What is the Lottery?

The lottery is a form of gambling in which a prize is awarded to a person who correctly selects numbers. Lottery games are legal in most states in the United States. The prizes range from cash to goods and services, with some lotteries offering jackpots of billions of dollars. In the US, lotteries generate billions of dollars each year in revenues and have a long history, dating back centuries. The Old Testament has references to Moses taking a census and drawing lots to divide land, while Roman emperors used lotteries to give away slaves and property. The game was first introduced to the United States in the 18th century by British colonists. Lotteries were initially met with opposition from Christian groups, but eventually became accepted by the public as a legitimate source of income.

Regardless of the type of lottery played, it contains the same essential elements: a pool of tickets and counterfoils from which winners are selected. These are thoroughly mixed mechanically—usually shaking or tossing, but more recently using computers—to ensure that chance and only chance determines the winning ticket.

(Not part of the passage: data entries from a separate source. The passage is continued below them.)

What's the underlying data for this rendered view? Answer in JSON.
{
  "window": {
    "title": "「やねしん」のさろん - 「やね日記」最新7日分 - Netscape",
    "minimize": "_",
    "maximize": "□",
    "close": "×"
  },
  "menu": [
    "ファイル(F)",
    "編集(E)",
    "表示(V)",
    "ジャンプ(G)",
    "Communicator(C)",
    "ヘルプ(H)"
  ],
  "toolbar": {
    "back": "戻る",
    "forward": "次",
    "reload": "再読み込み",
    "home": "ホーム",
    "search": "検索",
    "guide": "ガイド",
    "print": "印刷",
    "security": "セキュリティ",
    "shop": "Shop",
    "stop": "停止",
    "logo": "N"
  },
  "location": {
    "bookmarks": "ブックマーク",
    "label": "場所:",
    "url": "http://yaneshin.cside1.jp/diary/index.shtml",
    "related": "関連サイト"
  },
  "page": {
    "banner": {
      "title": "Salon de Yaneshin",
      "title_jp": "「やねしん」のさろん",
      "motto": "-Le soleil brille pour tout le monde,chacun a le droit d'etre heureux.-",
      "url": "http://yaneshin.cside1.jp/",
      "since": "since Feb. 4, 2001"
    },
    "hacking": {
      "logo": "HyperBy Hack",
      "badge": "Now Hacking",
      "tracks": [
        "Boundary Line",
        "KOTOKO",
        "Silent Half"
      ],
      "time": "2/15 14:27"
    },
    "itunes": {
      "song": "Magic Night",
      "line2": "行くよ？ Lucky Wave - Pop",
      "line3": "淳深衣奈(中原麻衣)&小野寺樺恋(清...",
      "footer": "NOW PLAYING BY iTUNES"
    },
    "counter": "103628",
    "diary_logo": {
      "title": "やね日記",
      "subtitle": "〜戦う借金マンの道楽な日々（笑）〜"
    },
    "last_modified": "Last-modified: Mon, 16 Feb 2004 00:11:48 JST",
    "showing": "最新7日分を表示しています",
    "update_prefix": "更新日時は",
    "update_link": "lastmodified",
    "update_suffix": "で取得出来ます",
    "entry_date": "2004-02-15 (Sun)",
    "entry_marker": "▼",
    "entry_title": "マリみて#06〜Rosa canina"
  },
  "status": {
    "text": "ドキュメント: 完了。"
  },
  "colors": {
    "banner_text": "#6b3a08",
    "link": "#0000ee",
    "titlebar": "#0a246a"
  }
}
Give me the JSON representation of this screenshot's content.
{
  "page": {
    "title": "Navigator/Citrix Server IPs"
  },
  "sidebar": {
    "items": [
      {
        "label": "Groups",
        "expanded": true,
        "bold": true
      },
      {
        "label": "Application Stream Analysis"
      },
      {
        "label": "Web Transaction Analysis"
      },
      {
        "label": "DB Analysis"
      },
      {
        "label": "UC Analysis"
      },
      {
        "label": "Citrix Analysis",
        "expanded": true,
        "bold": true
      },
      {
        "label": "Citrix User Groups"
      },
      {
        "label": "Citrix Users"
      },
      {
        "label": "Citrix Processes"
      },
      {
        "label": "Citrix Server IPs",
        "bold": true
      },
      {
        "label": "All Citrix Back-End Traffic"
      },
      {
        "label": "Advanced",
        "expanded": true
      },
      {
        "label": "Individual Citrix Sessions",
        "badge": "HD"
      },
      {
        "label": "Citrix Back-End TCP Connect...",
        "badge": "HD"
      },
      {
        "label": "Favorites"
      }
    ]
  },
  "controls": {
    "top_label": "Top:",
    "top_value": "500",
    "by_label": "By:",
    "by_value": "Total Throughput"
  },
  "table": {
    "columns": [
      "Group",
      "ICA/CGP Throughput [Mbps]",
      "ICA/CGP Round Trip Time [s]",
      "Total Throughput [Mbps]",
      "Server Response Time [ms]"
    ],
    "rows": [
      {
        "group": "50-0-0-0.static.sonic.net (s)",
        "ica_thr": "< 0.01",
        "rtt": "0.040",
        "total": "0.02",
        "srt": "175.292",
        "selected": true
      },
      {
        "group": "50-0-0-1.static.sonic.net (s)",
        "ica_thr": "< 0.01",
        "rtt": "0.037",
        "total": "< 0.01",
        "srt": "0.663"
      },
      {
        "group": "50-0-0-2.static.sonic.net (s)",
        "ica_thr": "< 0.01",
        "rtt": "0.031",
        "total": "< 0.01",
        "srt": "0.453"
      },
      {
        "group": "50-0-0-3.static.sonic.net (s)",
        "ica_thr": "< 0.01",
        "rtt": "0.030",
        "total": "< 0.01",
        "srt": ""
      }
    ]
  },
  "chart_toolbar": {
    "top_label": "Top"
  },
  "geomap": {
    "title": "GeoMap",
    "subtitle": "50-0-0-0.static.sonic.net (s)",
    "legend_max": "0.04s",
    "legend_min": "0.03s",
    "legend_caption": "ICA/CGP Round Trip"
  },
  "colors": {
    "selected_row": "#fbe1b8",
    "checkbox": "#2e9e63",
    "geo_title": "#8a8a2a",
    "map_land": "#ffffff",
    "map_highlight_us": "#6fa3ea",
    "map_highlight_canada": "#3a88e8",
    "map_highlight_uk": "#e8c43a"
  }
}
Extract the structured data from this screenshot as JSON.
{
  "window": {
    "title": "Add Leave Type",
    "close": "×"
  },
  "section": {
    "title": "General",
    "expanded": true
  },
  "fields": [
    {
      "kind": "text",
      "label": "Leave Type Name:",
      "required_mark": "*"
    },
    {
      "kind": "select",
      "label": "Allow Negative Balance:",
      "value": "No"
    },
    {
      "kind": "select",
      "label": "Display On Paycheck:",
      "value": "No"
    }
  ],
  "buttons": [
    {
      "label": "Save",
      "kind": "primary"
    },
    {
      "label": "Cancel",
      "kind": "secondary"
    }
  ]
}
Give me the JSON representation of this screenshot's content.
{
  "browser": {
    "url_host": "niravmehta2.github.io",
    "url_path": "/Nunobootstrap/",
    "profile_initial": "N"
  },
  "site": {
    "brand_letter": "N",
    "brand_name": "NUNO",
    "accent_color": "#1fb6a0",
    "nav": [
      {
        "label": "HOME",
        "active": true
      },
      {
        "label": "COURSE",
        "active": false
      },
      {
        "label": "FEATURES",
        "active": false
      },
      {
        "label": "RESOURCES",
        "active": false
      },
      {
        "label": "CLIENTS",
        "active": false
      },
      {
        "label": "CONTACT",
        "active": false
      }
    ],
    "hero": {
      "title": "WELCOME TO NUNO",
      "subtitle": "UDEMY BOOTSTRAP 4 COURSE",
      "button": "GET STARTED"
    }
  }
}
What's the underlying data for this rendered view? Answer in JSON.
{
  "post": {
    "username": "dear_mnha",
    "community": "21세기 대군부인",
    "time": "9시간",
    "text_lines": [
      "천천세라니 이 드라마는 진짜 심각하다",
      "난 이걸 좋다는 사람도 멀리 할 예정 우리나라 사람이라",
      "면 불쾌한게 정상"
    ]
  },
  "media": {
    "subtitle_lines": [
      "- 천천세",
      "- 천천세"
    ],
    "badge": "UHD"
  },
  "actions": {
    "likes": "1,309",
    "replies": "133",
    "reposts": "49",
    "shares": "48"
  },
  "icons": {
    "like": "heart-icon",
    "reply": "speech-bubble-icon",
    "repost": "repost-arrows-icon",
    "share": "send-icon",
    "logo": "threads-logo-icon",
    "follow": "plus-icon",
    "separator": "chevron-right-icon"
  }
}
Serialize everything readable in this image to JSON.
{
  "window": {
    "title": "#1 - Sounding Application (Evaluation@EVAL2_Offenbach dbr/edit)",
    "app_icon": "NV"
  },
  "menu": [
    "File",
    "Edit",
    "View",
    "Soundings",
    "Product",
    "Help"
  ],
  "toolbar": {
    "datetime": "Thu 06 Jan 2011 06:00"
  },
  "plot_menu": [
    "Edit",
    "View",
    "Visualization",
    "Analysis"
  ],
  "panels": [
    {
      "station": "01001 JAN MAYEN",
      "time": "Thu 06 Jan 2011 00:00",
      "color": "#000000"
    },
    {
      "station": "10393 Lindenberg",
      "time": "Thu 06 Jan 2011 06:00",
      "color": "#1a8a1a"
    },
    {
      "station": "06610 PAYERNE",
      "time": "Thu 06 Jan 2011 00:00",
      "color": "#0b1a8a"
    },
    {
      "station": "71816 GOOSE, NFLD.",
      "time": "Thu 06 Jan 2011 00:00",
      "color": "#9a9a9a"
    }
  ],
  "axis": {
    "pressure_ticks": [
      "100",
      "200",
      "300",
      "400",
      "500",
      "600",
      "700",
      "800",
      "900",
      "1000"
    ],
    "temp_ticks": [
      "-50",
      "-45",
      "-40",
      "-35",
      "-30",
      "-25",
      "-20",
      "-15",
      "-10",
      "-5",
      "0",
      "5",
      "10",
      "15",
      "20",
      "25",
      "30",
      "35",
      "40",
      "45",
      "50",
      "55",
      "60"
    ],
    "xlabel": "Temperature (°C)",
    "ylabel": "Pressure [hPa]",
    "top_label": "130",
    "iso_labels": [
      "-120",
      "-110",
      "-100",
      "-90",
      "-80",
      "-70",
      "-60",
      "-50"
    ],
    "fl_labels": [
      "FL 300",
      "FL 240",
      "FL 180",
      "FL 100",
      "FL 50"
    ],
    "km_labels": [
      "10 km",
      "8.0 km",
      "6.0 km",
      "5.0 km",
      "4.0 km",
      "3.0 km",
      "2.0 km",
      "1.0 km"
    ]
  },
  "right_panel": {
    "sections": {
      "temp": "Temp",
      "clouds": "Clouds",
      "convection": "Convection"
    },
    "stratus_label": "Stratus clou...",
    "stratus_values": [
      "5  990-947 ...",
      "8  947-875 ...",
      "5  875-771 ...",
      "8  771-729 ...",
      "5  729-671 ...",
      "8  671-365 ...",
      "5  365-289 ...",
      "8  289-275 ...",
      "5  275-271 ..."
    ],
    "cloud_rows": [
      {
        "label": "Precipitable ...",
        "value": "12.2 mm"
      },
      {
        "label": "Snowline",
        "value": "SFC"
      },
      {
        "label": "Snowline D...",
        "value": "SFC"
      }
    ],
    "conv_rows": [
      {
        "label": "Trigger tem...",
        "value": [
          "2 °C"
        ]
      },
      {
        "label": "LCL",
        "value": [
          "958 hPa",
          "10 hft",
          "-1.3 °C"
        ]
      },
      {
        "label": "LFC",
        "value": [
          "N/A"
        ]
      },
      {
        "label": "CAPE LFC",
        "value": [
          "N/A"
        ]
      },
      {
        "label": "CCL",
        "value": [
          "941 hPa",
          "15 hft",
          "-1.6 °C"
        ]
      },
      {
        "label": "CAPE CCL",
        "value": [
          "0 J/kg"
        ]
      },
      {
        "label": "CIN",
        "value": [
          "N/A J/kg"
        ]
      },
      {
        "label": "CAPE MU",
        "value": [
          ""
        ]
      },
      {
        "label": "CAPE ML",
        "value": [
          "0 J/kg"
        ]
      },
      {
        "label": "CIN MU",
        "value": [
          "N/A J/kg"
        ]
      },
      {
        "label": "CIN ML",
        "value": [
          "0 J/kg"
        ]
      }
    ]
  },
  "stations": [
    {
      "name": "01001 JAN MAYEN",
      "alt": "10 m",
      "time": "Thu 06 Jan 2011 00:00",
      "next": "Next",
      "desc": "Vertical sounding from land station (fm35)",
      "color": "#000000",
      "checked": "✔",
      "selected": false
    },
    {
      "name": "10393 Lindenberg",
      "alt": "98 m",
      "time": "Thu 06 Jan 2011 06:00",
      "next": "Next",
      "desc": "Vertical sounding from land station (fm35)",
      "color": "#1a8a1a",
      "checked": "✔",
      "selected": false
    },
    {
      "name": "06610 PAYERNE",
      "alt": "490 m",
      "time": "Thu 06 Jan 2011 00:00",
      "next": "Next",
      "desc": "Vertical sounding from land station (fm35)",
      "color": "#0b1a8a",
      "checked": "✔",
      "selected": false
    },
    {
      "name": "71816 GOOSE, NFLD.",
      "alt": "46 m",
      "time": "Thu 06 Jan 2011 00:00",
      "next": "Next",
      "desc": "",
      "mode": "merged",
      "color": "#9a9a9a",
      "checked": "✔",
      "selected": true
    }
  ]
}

Lotteries attract participants by promising large prizes, and the monetary sums grow dramatically as a result of rollover drawings. These huge jackpots increase sales and attract media attention. They also eat up a significant portion of the prize money available to be paid out, which reduces the percentage that is left over for prizes and the costs associated with running the lottery. In addition, the glitz of these large jackpots can lead people to think that money is a panacea for life’s problems, a false hope condemned by the Bible (Exodus 20:17; Ecclesiastes 5:10).